- API data.edmonton.ca | Last Updated 2018-09-18T16:11:49.000Z
This was one single topic among many from Part 1 of the March 2017 Mixed Topic survey. To view the survey questions, click on the following link: https://www.edmontoninsightcommunity.ca/R.aspx?a=1583&as=y9uZ0LU45H&t=1 Open from March 14 - 21, 2017. At the time the survey was launched survey invitations were sent to 6696 Insight Community Members. 1850 members completed the survey which represents a completion rate of 28%. A total of 1869 respondents completed the survey: 1850 Insight Community Members and 19 using the anonymous link(s) which will have no demographic info. Column definitions can be found as an attachment to this dataset (under the About option, in the Attachment section).
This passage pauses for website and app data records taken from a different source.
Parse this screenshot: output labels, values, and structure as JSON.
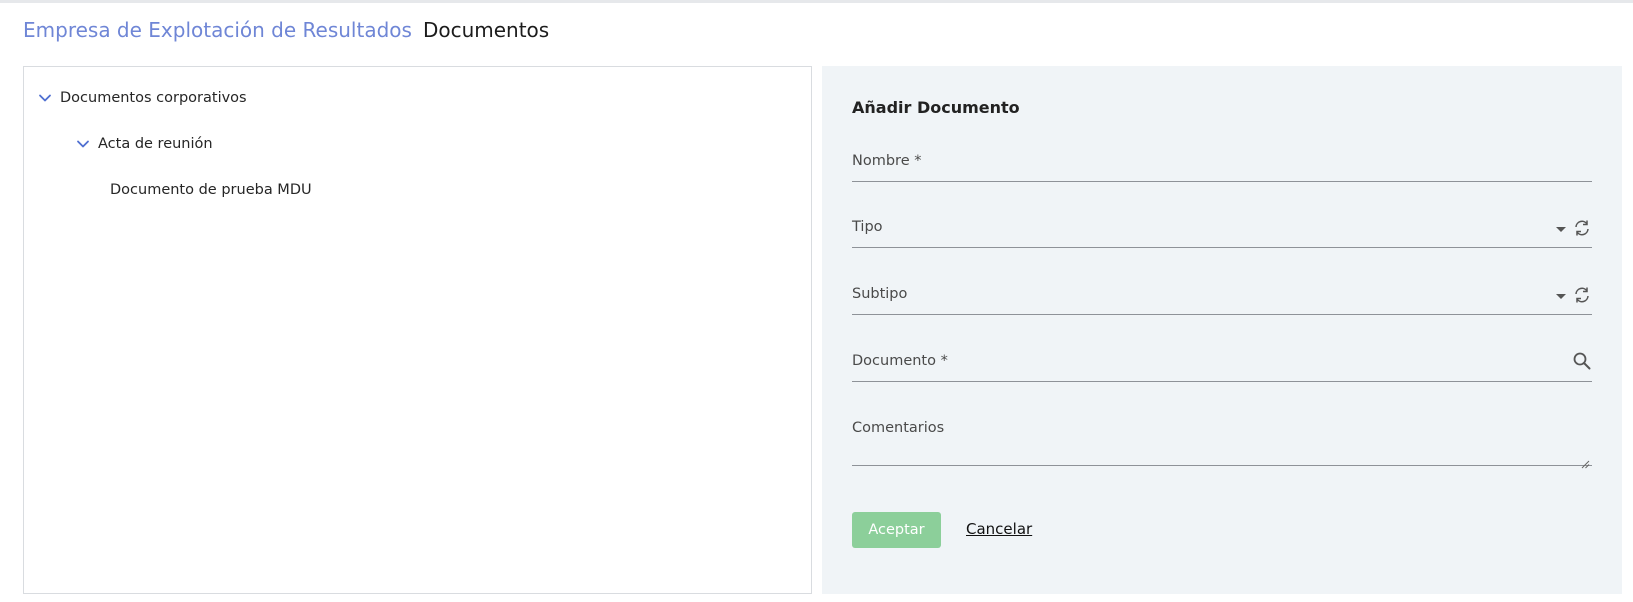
{
  "header": {
    "breadcrumb_link": "Empresa de Explotación de Resultados",
    "page_title": "Documentos"
  },
  "tree": {
    "root": {
      "label": "Documentos corporativos",
      "expanded": true
    },
    "child": {
      "label": "Acta de reunión",
      "expanded": true
    },
    "leaf": {
      "label": "Documento de prueba MDU"
    }
  },
  "form": {
    "title": "Añadir Documento",
    "fields": {
      "nombre": {
        "label": "Nombre *",
        "value": ""
      },
      "tipo": {
        "label": "Tipo",
        "value": ""
      },
      "subtipo": {
        "label": "Subtipo",
        "value": ""
      },
      "documento": {
        "label": "Documento *",
        "value": ""
      },
      "comentarios": {
        "label": "Comentarios",
        "value": ""
      }
    },
    "accept_label": "Aceptar",
    "cancel_label": "Cancelar"
  },
  "colors": {
    "accent": "#6f86d6",
    "accept_button": "#8ccf9a",
    "form_background": "#f0f4f7"
  },
  "icons": {
    "tree_toggle": "chevron-down-icon",
    "select_dropdown": "caret-down-icon",
    "refresh": "refresh-icon",
    "search": "search-icon"
  }
}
- API data.lacity.org | Last Updated 2018-10-09T19:04:03.000Z
The Los Angeles BusinessSource Centers provide startup ventures and current small business owners various cost effective tools to make their business a success. Through these tools, small businesses can grow and remain competitive within the City of Los Angeles. Microenterprise: Prestartups focuses on providing critical support to entrepreneurs and to prospective new business owners, focusing on low and moderate-income clientele living in the City.
Los Angeles BusinessSource Centers "Operating Businesses (>5 Employees)" Performance Units for 01/01/17 through 12/31/17data.lacity.org | Last Updated 2018-02-08T00:00:51.000Z
The Los Angeles BusinessSource Centers provide startup ventures and current small business owners various cost effective tools to make their business a success. Through these tools, small businesses can grow and remain competitive within the City of Los Angeles. The Operating Businesses component, defined as employing 6 or more employees, focuses on providing business assistance and training to emerging companies that will give them the highest opportunities for success. The business services provided to the clients shall include, but not be limited to, customized technical business assistance (industry specific) particular to their business needs in order to stabilize the business, increase revenues and increase operational performance which will lead to the greatest impact on their economic viability and increase profitability.
Los Angeles BusinessSource Centers "Micro: Startups (<5 Employees)" Performance Units for 01/01/17 through 12/31/17data.lacity.org | Last Updated 2018-02-07T19:54:51.000Z
The Los Angeles BusinessSource Centers provide startup ventures and current small business owners various cost effective tools to make their business a success. Through these tools, small businesses can grow and remain competitive within the City of Los Angeles. Startups focuses on owners of businesses with five (5) or fewer employees, one of whom owns the enterprise, and have net operating income of less than Two Hundred Thousand Dollars ($200,000). This focus is particularly important as the majority of the businesses within the City may be categorized as “survivors,” and historically, many such businesses fail in their first two years of operation. The survival and growth of such businesses is still very important to the ongoing economic vitality of the City.